"Were the Israelis to say the rockets were going to Sinai, then they would also have had to say who in Sinai was going to receive the rockets," one source told Reuters, adding that such a statement would draw attention to the insurgents resisting Egypt's security sweeps in northern Sinai.
Israel says the Syrian-made M302 rockets and other munitions were hidden aboard the Panamanian-flagged Klos C while it docked in Iran. The ship was intercepted on March 5, en route to Sudan - where, Israel says, the arms would have been offloaded and trucked to Gaza through Egypt, a standard trafficking route.
Israel's allegation, echoed by its Western allies, was dismissed by Iran and Hamas as a fabrication. Officials in Egypt declined comment, saying they knew nothing about the rockets.
Israel has been hazy in public about how the 5.5 metre-long (18-foot) M302s might have entered Gaza. The coastal enclave is under heavy Israeli surveillance, and Cairo has clamped down on the Egypt-Gaza frontier and the smuggling tunnels there.
Asked on the day of the ship seizure which Palestinian militants were to have received the arms cache and how, Defence Minister Moshe Yaalon said: "I don't know, but it is clear this was meant to reach terrorist groups in the Gaza Strip ... The route is well known and it seems that they tried to revive it."
An Israeli military officer who took part in planning the naval interdiction told Reuters that, in the month before it happened, "not once did I hear anyone mention anything other than Gaza as the end-point for these weapons".
A U.S. official said Washington had confirmed the Syrian and Iranian provenance of the rockets and believed they were to have been used against Israel. But half of U.S. intelligence analysts thought Sinai, not Gaza, was the destination, the official said.
"You look at those things and it's obvious they couldn't have been slipped into Gaza," the official said, adding that the M302s were not designed to be disassembled for easier smuggling.
Israel said it had also found 181 122mm mortar shells aboard the Klos C, and some 400,000 7.62-calibre bullets.
The U.S. official agreed that the mortar shells were meant to go to Gaza, saying: "You can fit each of those in a backpack." But the bullets, the U.S. official said, may have been meant for another client elsewhere in Africa.
With their 160 km (100 mile) range, the M302s could have been launched from areas of Sinai well away from Israeli spotters along the Egyptian border, and struck Tel Aviv or Jerusalem.
A regional security source said Israel would have kept Egypt informed about the seizure but that both countries would have kept the contacts discreet. Many Egyptians dislike their 1979 peace accord with Israel and would resent being reminded of Israeli cooperation in efforts to rein in militancy in the Sinai.
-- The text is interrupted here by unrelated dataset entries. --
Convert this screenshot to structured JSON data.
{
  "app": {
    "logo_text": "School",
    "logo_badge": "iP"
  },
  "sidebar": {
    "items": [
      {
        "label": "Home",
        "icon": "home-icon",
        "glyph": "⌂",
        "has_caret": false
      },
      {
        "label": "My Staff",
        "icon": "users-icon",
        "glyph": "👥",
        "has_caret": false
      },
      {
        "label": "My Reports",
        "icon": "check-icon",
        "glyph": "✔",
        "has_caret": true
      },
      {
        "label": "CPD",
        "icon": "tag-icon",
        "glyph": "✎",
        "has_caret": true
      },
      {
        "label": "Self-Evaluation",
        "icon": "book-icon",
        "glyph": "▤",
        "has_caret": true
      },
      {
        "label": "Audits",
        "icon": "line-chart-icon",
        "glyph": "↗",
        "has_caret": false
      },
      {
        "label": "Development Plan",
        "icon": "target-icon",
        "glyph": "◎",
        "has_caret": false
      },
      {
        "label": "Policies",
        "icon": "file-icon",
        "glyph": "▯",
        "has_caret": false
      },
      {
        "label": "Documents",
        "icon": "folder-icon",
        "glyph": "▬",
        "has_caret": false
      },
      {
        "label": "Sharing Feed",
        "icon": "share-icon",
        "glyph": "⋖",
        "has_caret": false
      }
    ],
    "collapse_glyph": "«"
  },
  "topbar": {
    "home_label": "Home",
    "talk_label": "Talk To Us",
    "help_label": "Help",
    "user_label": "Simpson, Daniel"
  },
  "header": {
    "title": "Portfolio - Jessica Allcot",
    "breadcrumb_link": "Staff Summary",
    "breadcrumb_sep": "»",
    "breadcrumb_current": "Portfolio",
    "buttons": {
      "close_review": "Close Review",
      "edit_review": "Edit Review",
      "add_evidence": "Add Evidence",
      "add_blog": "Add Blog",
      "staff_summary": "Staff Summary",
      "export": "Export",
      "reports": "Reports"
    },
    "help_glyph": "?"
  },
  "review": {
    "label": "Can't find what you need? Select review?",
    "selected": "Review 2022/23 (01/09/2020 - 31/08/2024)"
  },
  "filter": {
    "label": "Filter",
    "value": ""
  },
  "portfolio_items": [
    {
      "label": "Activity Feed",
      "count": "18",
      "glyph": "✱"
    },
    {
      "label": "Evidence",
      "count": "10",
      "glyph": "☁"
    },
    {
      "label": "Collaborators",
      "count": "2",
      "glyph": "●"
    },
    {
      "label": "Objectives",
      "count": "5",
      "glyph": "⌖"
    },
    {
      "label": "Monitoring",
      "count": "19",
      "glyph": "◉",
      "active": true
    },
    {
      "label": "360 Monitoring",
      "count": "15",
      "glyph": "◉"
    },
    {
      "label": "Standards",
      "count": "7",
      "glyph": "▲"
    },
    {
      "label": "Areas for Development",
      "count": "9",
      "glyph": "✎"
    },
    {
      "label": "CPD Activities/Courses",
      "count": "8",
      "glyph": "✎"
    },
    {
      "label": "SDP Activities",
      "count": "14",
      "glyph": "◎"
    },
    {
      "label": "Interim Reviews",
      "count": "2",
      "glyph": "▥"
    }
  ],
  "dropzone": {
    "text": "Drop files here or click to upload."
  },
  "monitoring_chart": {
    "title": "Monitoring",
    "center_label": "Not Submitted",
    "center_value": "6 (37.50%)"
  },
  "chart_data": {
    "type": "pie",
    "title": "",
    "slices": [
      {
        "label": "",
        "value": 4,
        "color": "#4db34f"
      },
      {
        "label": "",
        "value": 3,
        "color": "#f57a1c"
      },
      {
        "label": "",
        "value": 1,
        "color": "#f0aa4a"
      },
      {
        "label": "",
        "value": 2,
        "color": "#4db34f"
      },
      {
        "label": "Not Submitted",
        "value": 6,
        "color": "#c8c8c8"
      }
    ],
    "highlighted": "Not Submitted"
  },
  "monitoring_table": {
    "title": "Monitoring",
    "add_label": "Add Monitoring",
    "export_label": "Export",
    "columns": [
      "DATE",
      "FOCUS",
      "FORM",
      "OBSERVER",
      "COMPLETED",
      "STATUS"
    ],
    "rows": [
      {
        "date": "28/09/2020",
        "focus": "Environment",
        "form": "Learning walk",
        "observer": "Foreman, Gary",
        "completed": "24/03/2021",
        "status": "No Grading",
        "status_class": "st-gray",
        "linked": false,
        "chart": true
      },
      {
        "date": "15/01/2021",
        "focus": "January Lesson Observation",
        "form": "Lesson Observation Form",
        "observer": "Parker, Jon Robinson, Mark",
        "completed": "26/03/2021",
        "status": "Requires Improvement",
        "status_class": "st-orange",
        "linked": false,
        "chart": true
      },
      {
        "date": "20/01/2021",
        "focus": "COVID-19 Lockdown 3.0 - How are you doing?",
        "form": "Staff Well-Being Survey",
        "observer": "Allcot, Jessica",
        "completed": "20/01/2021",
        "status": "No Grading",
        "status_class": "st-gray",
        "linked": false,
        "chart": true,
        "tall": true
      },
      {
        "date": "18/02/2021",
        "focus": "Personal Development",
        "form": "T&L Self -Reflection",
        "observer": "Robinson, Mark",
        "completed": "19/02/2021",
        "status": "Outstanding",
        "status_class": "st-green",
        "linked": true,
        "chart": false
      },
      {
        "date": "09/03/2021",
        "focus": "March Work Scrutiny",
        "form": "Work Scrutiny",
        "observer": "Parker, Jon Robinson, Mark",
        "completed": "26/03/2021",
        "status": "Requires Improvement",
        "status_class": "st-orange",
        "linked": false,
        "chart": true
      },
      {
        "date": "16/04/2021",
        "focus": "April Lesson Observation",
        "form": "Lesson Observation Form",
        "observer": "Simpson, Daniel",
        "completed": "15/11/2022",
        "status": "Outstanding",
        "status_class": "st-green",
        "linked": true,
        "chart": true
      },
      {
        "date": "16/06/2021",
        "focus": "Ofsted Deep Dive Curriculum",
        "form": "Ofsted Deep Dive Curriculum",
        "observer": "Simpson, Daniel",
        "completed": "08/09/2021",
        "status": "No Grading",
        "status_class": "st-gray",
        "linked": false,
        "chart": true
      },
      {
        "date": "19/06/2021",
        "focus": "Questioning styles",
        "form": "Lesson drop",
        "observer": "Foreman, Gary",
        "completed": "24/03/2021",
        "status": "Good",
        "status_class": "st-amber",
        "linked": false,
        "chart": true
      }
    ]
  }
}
Egyptian military officers, visiting Israel two weeks ago as part of routine security meetings, were taken to Eilat to view the Klos C in dock, a source briefed on the visit said. (Writing by Dan Williams; Editing by Jeffrey Heller and Kevin Liffey)